As this court has determined that Michael Harrington has no presumption of standing as a party in interest, it must look to his allegation of specific injury to determine if he had standing before the Board. He did not offer any evidence of aggrievement, either in the pleadings filed here or in connection with these summary judgment motions, in response to Defendants challenge to his entitlement to presumed standing. Rather, he asserts that he was not required to provide evidence of aggrievement because Section 29-28.B of the Ordinance provides that any person may take an appeal from a decision of the Commissioner. [Note 5] He argues that Section 29-28.B is more expansive than G. L. c. 40A, § 8, and does not require him to establish his status as a person aggrieved. This court disagrees that the Ordinance should be read as Plaintiff suggests. Even if it could be so expansively read, it is nonetheless governed by Section 8 of The Zoning Act, and must be read in connection with, and as enabled by, that section. Again, [a]ggrieved person status is no less a jurisdictional condition to maintaining an appeal to a board of appeal under G. L. c. 40A, Section 8, than it is to maintaining judicial review under Section 17. Chongris v. Board of Appeals of Andover, 17 Mass. App. Ct. 999 , 1000 (1984) (citation omitted). As a result, the Ordinance cannot be more expansive than The Zoning Act in this regard, by allegedly allowing appeals to the Board by persons who neither enjoy a presumption of aggrievement or who fail to establish their standing through particularized harm and injury. [Note 6]
For the reasons set forth herein, this court finds that Michael Harrington did not have standing to maintain his appeal of the Administrative Decision to the Board, either through a presumption of standing as a party in interest or by his showing of actual aggrievement. Although it appears that one or more of the named Plaintiffs in this action are parties in interest and would have been entitled to a presumption of standing had they appealed to the Board, only Michael Harrington did so. Since he has failed to establish his standing before the Board by establishing his aggrievement, this court rules that the Board did not have authority to hear his appeal. As such, it is as if the Boards decision never issued and there is no action to appeal to this court. Consequently, the Boards decision must be annulled and Plaintiffs complaint must be dismissed.

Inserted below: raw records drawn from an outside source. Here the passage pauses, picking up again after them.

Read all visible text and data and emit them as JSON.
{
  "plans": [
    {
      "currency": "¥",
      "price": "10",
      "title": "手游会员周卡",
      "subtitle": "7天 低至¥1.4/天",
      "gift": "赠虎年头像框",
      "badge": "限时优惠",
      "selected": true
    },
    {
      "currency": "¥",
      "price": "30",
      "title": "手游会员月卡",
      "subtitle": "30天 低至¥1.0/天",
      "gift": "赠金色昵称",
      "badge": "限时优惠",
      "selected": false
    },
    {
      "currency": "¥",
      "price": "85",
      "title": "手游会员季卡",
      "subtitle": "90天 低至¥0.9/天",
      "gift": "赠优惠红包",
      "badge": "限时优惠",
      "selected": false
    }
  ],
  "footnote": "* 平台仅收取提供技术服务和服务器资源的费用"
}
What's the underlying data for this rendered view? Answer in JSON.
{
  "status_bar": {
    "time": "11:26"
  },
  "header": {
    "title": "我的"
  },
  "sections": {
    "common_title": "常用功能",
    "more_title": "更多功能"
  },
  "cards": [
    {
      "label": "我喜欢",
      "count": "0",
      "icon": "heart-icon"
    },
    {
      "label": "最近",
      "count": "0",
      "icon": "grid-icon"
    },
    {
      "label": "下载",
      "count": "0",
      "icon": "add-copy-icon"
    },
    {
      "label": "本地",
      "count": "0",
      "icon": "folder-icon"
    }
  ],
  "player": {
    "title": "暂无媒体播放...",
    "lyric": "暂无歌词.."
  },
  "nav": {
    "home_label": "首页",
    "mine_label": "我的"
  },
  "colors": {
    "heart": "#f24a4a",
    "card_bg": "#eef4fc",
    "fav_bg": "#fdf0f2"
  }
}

Judgment to issue accordingly.
Karyn F. Scheier
Dated: February 12, 2010
[Note 1] Plaintiff submitted a copy of a list identified by Plaintiff as copy of Beverly City Assessors Parties in Interest list for April 28, 2009, Zoning Board of Appeals hearing on 18 Bay View Avenue.
[Note 2] Although Defendant Trust denied this fact in its written submissions, at the summary judgment hearing, it conceded through counsel that Michael Harringtons standing had not been challenged at the April 28th hearing. For the reasons set forth herein, the lack of a challenge at the Board level does not preclude the Trusts challenge raised here for the first time.
[Note 3] For a discussion of the meaning of petitioner in the context of G. L. c. 40A, § 11 and enforcement actions, see Cappuccio v Zoning Bd. of Appeals of Spencer, 398 Mass. 304 (1986).
[Note 4] Plaintiff has pointed to Rice v. McGuire, 14 LCR 359 (2006), in which the court stated that even where the assessors err by including someone on their certified list who is not a party in interest as defined by G. L. c. 40A, § 11, that person has presumed standing.. This court need not reach that precise issue here inasmuch as the parties agree that Michael Harringtons name did not appear on the assessors list, although he received notice.
[Note 5] See para. 13 above for text of Section 29-28.B.
[Note 6] In addition, this court also does not agree with Michael Harringtons reading of the Ordinance on this point.